The problem »
Give the listing below again exactly, but without any of its pictures.

--- Given data Enclosed Below ---

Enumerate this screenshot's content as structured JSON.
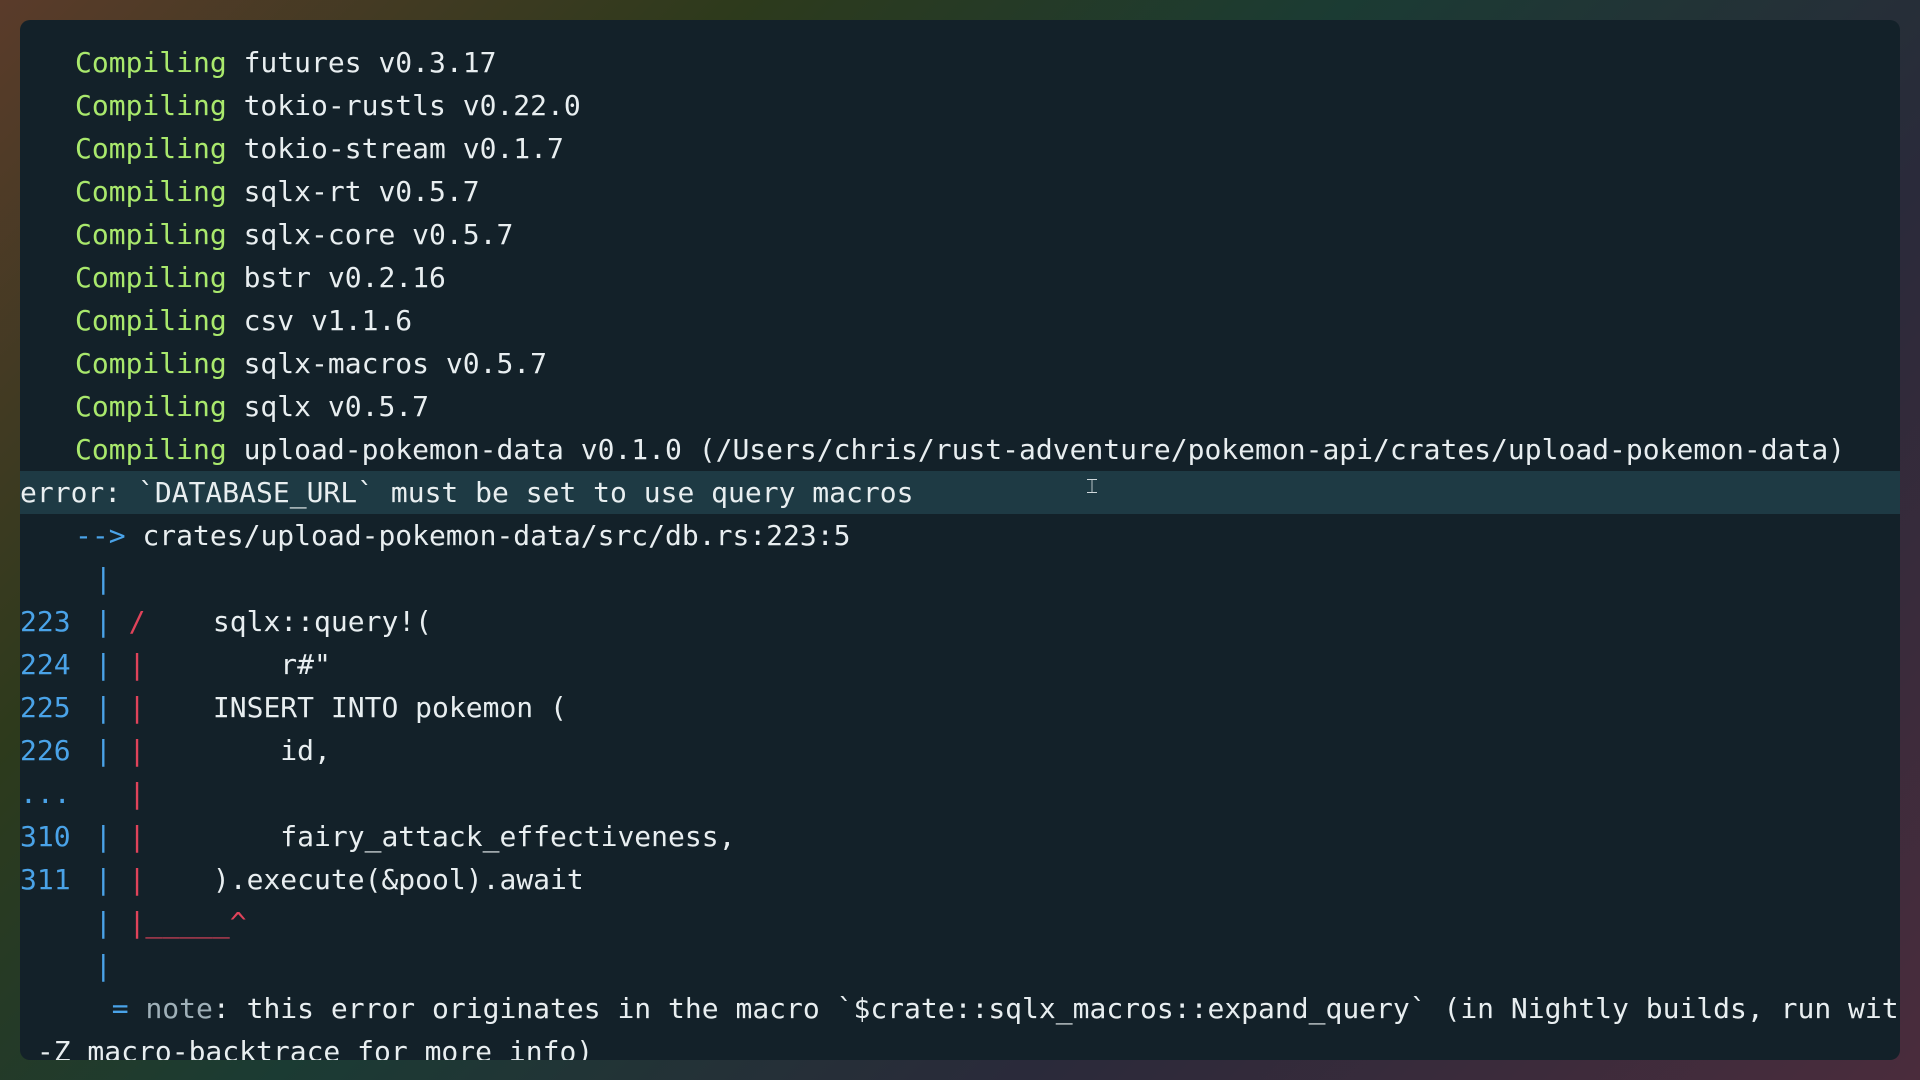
{
  "compiling_keyword": "Compiling",
  "compile_lines": [
    "futures v0.3.17",
    "tokio-rustls v0.22.0",
    "tokio-stream v0.1.7",
    "sqlx-rt v0.5.7",
    "sqlx-core v0.5.7",
    "bstr v0.2.16",
    "csv v1.1.6",
    "sqlx-macros v0.5.7",
    "sqlx v0.5.7",
    "upload-pokemon-data v0.1.0 (/Users/chris/rust-adventure/pokemon-api/crates/upload-pokemon-data)"
  ],
  "error": {
    "message": "error: `DATABASE_URL` must be set to use query macros",
    "arrow": "-->",
    "location": "crates/upload-pokemon-data/src/db.rs:223:5"
  },
  "code": [
    {
      "no": "223",
      "marker": "/",
      "text": "    sqlx::query!("
    },
    {
      "no": "224",
      "marker": "|",
      "text": "        r#\""
    },
    {
      "no": "225",
      "marker": "|",
      "text": "    INSERT INTO pokemon ("
    },
    {
      "no": "226",
      "marker": "|",
      "text": "        id,"
    },
    {
      "no": "...",
      "marker": "|",
      "text": ""
    },
    {
      "no": "310",
      "marker": "|",
      "text": "        fairy_attack_effectiveness,"
    },
    {
      "no": "311",
      "marker": "|",
      "text": "    ).execute(&pool).await"
    }
  ],
  "underline": "|_____^",
  "note": {
    "eq": "=",
    "label": "note",
    "text": ": this error originates in the macro `$crate::sqlx_macros::expand_query` (in Nightly builds, run with",
    "continuation": " -Z macro-backtrace for more info)"
  },
  "colors": {
    "compiling": "#a9e86c",
    "line_numbers": "#4aa3e8",
    "error_marker": "#e0435a",
    "background": "#132129"
  },
  "cursor_icon": "text-cursor-icon"
}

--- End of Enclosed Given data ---

Task output »
Enumerate this screenshot's content as structured JSON.
{
  "compiling_keyword": "Compiling",
  "compile_lines": [
    "futures v0.3.17",
    "tokio-rustls v0.22.0",
    "tokio-stream v0.1.7",
    "sqlx-rt v0.5.7",
    "sqlx-core v0.5.7",
    "bstr v0.2.16",
    "csv v1.1.6",
    "sqlx-macros v0.5.7",
    "sqlx v0.5.7",
    "upload-pokemon-data v0.1.0 (/Users/chris/rust-adventure/pokemon-api/crates/upload-pokemon-data)"
  ],
  "error": {
    "message": "error: `DATABASE_URL` must be set to use query macros",
    "arrow": "-->",
    "location": "crates/upload-pokemon-data/src/db.rs:223:5"
  },
  "code": [
    {
      "no": "223",
      "marker": "/",
      "text": "    sqlx::query!("
    },
    {
      "no": "224",
      "marker": "|",
      "text": "        r#\""
    },
    {
      "no": "225",
      "marker": "|",
      "text": "    INSERT INTO pokemon ("
    },
    {
      "no": "226",
      "marker": "|",
      "text": "        id,"
    },
    {
      "no": "...",
      "marker": "|",
      "text": ""
    },
    {
      "no": "310",
      "marker": "|",
      "text": "        fairy_attack_effectiveness,"
    },
    {
      "no": "311",
      "marker": "|",
      "text": "    ).execute(&pool).await"
    }
  ],
  "underline": "|_____^",
  "note": {
    "eq": "=",
    "label": "note",
    "text": ": this error originates in the macro `$crate::sqlx_macros::expand_query` (in Nightly builds, run with",
    "continuation": " -Z macro-backtrace for more info)"
  },
  "colors": {
    "compiling": "#a9e86c",
    "line_numbers": "#4aa3e8",
    "error_marker": "#e0435a",
    "background": "#132129"
  },
  "cursor_icon": "text-cursor-icon"
}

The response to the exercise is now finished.